*** Block opens ***

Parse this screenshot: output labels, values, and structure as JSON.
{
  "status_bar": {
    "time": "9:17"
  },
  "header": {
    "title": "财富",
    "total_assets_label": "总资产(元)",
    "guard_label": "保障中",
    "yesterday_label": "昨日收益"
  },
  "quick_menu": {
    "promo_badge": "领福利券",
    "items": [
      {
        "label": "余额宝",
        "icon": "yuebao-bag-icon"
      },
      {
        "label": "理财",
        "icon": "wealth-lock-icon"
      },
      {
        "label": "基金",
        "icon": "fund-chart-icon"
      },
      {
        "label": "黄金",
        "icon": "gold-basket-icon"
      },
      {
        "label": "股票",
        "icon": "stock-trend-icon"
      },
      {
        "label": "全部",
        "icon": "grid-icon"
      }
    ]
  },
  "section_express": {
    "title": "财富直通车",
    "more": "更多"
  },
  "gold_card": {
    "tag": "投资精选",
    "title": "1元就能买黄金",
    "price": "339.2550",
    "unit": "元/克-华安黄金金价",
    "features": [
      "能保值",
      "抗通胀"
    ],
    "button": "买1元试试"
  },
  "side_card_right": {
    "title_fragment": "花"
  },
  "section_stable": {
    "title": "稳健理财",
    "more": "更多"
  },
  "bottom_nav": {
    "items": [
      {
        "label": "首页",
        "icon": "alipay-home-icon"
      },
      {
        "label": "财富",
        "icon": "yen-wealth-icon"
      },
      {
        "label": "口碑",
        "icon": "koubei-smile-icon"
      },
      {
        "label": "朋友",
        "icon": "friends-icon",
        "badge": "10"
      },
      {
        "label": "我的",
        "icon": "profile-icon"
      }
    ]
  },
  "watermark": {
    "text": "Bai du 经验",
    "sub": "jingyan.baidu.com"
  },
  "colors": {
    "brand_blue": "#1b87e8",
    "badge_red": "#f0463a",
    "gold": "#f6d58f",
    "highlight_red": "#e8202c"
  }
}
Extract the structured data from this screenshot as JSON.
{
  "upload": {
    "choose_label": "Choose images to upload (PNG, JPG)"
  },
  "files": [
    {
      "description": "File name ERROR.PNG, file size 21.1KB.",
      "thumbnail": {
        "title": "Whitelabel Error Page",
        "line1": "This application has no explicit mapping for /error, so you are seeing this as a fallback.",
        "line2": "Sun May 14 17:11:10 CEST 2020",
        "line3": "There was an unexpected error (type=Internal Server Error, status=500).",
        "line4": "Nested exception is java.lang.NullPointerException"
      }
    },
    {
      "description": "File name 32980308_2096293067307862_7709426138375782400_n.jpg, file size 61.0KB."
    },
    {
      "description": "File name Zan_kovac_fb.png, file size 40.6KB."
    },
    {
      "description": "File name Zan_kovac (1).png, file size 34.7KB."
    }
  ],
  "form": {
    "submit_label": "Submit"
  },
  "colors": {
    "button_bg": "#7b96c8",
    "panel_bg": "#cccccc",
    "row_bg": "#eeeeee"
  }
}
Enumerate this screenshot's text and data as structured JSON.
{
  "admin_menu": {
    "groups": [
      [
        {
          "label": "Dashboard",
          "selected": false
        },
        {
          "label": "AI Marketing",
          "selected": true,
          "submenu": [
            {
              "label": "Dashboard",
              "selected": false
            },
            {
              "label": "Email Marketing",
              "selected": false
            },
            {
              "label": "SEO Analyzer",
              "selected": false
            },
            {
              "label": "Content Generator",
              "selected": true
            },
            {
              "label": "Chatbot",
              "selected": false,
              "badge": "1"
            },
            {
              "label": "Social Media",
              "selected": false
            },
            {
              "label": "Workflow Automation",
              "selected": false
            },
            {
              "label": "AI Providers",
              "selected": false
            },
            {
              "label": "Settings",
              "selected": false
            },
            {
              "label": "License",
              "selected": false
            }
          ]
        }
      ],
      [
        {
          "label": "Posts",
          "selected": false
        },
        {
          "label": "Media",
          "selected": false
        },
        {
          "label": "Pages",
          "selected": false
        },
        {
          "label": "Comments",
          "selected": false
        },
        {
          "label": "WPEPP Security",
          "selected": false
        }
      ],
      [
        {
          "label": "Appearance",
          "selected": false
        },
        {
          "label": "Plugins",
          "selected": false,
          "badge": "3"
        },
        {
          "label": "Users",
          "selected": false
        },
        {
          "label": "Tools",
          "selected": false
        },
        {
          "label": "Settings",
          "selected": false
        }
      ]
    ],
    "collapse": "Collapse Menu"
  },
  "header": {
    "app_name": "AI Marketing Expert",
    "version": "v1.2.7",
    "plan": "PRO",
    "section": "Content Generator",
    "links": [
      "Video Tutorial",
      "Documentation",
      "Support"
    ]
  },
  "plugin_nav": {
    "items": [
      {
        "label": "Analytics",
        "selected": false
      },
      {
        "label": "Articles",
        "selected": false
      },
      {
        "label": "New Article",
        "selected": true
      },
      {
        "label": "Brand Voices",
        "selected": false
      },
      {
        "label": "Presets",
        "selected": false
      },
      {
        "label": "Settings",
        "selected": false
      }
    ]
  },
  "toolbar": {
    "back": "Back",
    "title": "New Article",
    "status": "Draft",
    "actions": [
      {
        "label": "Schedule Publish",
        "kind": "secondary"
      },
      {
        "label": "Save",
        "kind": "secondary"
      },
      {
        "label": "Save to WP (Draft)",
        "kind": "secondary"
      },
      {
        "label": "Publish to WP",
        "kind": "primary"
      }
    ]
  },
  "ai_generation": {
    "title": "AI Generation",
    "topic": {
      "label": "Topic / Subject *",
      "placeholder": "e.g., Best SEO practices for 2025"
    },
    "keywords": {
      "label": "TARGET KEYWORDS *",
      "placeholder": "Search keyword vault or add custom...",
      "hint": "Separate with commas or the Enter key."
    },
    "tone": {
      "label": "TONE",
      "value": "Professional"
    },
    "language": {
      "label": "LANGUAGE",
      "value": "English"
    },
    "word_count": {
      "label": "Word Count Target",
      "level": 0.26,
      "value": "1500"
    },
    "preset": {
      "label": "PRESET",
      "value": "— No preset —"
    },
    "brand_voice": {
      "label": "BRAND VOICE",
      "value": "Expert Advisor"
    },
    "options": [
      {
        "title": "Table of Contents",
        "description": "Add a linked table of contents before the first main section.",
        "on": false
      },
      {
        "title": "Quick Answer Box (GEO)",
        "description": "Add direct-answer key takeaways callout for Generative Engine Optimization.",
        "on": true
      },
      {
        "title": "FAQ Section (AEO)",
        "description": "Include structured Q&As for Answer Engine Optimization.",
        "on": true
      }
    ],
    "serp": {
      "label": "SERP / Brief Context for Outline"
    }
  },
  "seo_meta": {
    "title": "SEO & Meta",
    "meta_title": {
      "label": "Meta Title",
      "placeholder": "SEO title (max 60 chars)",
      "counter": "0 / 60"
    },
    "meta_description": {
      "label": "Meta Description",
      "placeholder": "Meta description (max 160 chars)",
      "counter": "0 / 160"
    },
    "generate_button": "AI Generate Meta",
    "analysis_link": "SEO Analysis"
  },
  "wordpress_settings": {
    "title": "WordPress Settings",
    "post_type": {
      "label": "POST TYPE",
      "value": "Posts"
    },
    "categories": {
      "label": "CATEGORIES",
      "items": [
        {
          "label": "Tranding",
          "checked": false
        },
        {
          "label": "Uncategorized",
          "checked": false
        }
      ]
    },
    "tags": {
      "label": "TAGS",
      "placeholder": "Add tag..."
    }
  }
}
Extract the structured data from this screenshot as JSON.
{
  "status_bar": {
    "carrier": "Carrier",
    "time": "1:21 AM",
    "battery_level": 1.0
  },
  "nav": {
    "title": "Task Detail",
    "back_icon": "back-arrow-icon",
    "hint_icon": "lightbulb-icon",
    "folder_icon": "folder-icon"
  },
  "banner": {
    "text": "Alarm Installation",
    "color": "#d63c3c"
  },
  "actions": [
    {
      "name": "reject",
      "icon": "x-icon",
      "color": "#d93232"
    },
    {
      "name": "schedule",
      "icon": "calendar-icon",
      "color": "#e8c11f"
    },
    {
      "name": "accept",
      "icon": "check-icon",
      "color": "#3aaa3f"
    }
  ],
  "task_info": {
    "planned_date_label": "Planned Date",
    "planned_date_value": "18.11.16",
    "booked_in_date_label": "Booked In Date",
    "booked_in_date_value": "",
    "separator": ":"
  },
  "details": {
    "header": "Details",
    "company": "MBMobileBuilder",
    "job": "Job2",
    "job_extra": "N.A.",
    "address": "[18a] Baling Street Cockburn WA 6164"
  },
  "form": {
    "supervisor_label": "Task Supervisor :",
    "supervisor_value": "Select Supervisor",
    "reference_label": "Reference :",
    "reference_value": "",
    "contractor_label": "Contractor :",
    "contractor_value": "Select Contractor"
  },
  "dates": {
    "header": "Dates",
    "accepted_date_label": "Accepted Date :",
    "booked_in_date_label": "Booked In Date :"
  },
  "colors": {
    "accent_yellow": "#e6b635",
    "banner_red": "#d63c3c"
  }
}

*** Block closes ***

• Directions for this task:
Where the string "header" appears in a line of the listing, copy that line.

• Task response:
  "header": {
  "header": {
    "header": "Details",
    "header": "Dates",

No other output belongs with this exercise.